:: Work to be completed ::
Lift out each line of the data that holds "words".

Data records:
--------------------------------------------------

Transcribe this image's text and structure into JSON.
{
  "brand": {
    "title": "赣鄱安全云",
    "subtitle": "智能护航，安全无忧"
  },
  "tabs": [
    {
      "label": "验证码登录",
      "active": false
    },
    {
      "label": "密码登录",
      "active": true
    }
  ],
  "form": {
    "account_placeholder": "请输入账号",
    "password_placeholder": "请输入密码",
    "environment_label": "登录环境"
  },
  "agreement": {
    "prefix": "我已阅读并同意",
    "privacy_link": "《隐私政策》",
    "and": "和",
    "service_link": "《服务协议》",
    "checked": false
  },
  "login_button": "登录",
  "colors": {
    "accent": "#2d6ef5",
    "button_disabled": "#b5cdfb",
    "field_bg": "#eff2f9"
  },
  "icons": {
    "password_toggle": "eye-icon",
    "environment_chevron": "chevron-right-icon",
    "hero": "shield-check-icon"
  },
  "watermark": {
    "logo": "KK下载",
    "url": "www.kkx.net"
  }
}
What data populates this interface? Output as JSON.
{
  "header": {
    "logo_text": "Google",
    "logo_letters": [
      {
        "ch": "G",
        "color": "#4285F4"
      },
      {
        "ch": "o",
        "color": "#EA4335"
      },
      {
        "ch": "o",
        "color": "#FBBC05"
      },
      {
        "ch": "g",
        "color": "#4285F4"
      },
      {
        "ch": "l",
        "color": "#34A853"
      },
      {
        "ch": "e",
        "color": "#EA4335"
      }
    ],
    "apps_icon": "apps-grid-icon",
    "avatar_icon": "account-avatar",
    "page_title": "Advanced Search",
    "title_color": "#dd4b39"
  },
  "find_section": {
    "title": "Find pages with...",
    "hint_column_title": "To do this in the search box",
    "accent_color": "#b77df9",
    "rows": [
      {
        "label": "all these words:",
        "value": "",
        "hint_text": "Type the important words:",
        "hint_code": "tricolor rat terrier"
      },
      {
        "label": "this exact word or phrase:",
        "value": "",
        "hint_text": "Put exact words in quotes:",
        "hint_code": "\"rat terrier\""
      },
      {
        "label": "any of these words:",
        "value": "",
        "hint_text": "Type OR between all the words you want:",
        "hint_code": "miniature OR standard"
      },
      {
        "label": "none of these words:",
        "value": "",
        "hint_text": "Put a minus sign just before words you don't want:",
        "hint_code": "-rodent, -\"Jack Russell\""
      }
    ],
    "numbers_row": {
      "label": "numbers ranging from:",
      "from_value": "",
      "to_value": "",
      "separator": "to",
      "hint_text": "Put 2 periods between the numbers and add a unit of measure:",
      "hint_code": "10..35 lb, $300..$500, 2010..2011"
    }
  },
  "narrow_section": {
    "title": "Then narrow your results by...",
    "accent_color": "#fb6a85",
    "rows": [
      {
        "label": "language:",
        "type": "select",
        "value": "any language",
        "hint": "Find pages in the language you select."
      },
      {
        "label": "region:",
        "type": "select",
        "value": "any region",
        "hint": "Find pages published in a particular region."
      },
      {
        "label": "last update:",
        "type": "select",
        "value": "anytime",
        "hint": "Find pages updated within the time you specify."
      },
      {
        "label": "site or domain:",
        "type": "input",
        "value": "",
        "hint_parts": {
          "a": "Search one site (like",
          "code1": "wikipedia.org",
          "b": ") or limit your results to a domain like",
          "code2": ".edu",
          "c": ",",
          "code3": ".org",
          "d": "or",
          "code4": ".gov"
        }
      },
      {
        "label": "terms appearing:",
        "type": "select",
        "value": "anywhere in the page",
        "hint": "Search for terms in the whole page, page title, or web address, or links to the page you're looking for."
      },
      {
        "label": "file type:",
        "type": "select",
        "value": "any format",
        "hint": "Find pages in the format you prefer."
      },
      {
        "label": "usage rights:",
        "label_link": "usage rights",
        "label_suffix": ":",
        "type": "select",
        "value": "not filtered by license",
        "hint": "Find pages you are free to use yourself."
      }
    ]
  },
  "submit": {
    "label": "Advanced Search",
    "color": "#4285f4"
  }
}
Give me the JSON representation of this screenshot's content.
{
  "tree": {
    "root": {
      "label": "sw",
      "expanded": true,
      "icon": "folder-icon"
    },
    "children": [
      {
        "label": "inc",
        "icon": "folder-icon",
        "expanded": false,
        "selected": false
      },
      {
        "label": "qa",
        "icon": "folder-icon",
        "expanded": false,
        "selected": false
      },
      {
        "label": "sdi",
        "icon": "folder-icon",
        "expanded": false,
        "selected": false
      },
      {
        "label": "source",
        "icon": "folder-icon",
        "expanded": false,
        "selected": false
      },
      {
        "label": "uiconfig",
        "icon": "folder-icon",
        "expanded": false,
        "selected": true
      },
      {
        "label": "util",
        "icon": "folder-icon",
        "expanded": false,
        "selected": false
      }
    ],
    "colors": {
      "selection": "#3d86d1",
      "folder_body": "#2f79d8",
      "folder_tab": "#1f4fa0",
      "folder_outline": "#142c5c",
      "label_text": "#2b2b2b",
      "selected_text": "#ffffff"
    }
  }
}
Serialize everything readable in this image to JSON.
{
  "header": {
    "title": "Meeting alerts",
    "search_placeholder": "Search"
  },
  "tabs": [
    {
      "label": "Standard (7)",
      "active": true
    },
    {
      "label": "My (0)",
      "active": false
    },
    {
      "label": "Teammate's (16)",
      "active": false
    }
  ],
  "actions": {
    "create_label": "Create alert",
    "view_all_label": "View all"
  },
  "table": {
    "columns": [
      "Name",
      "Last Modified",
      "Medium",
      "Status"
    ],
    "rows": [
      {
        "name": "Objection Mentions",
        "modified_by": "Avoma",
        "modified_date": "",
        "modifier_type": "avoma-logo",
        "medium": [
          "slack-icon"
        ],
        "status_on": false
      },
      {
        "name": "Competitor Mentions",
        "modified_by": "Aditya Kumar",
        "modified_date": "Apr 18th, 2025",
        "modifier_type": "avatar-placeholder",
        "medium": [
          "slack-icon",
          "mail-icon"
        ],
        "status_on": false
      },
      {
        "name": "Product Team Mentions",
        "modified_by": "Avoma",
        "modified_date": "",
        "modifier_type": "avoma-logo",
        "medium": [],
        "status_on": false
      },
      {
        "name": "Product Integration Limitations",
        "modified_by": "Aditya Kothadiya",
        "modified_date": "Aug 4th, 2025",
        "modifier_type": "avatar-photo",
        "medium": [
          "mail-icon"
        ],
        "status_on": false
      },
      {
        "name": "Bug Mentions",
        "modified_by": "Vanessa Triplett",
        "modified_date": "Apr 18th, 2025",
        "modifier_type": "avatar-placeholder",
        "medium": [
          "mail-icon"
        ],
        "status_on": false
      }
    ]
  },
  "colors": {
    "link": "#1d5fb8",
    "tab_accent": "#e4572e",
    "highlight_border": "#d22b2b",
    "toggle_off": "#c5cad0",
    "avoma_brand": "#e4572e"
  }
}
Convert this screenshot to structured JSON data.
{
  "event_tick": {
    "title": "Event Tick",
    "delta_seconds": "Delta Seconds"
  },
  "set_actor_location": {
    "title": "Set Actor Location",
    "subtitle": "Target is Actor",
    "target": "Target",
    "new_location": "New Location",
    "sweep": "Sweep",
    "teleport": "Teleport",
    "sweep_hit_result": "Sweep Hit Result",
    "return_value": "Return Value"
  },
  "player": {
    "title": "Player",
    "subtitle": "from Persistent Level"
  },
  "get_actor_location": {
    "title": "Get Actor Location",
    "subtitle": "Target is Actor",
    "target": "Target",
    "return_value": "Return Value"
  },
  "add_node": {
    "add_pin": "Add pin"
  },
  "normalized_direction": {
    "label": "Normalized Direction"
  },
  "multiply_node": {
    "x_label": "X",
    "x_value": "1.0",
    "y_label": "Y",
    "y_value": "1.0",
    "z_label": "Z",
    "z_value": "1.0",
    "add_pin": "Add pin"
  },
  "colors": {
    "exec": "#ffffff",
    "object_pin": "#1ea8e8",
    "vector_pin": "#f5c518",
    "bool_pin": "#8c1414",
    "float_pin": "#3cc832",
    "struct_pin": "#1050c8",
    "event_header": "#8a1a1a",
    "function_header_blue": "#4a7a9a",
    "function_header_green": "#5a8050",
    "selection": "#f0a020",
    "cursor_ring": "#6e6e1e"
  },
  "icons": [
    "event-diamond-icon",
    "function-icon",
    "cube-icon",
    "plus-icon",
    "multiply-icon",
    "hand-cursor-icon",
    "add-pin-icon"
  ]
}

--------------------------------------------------

:: Output below ::
        "label": "all these words:",
        "hint_text": "Type the important words:",
        "hint_text": "Put exact words in quotes:",
        "label": "any of these words:",
        "hint_text": "Type OR between all the words you want:",
        "label": "none of these words:",
        "hint_text": "Put a minus sign just before words you don't want:",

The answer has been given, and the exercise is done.